Fohlio, founded in 2015, is a database designed to share construction products, finishes and specifications, which can be assembled on visual mood boards. “Our general idea is this: The tech industry has become really good at organizing a lot of public data. Being able to tell you, ‘You want these weightlifting shoes,’ or whatever it is. But we don’t have that kind of precision when it comes to building and private data,” said Matt Abedi, Fohlio’s director of architect and interior design outreach.

“So our idea there is to make sure that all of the details behind a building are not only accessible and searchable, but can be passed back and forth with ease,” he said.
“So if you produce a spec book and hand it over to a contractor and the contractor needs to hand that back to you and let you know about some changes, you don’t have to worry about a phone call or a missed notepad or a sticky note.”

smarter buidings

Geopipe helps developers imagine their prospective buildings in the real world (Image courtesy of Geopipe)

Digital Models of the World

Founded by Christopher Mitchell and Thomas Dickerson, Geopipe is a digital platform that creates realistic virtual worlds for industries including real estate, urban planning and architecture.
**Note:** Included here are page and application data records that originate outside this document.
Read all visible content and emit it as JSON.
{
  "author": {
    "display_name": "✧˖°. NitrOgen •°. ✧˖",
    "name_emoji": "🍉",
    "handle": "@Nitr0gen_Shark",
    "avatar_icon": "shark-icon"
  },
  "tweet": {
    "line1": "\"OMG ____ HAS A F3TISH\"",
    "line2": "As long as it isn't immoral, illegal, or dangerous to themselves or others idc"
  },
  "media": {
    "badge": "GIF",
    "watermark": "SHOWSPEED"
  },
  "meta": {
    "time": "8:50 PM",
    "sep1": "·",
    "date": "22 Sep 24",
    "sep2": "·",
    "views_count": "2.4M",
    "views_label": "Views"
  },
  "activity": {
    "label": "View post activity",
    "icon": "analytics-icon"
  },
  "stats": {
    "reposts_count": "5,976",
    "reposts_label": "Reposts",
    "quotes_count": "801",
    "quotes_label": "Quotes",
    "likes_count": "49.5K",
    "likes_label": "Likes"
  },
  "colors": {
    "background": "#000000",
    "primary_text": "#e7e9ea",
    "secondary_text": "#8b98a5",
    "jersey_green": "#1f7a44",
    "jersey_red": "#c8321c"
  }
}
Geopipe was born out of the need to put the real world into a virtual space, much as video games do. “I was trying to create the five boroughs of New York City in the game Minecraft so that I could build my own buildings in New York City,” said Mitchell. “And my co-founder loves Lego. [He] looked at the Lego architecture sets and thought, ‘How can I teach a computer to create Lego architecture sets out of giant, full-scale buildings automatically?’ And through working on these projects, we found that there was a bigger problem. You couldn’t actually get rich, interactive 3D models of the real world. That inspired us to found Geopipe. We build software that automatically creates rich models of the real world that you can import into your own software.”  

smarter buildings

A sample of the interface of OnSiteIQ, which helps developers keep track of job sites (Image courtesy of OnSiteIQ)

They Bring the Site to You

OnSiteIQ is designed to help all the parties involved in a construction project keep track of its progress in minute detail. “As you might know, three workers a day die on construction sites here in the United States. The sad reality is that more than 90% of these fatalities and injuries would be preventable if only people followed the rules. If you dig a little bit deeper, you’ll notice that there’s a very strong correlation between the frequency of inspection on construction projects and the number of injuries and fatalities,” said co-founder Ardalan Khosrowpour.

OnSiteIQ collects data from a specific site twice a month, inspects the site for safety and quality, and then shares the findings with the construction team. “We work with owners, developers, insurance companies, and construction managers. We have a network of independent data collectors who go to the job sites every week. They walk the site and scan the entire site,” Khosrowpour added. The AI platform that the company uses then goes through the data and identifies the different safety issues and hazards.

At the conclusion of the demo, Adam Lubinsky, one of the managing principals at WXY, recalled working on the development of the Brooklyn Tech Triangle strategic plan a few years ago and marveled at the borough’s progress in becoming a technology hub. “To see what has happened and the kind of energy that is happening here in Brooklyn–and the kind of work that’s coming out of companies such as the ones that we saw tonight–it’s totally inspiring and totally amazing,” he said.

Arden Phillips is a New York-based writer and a graduate of the S.I. Newhouse School of Public Communications at Syracuse University, where she received a degree in Television, Radio, and Film.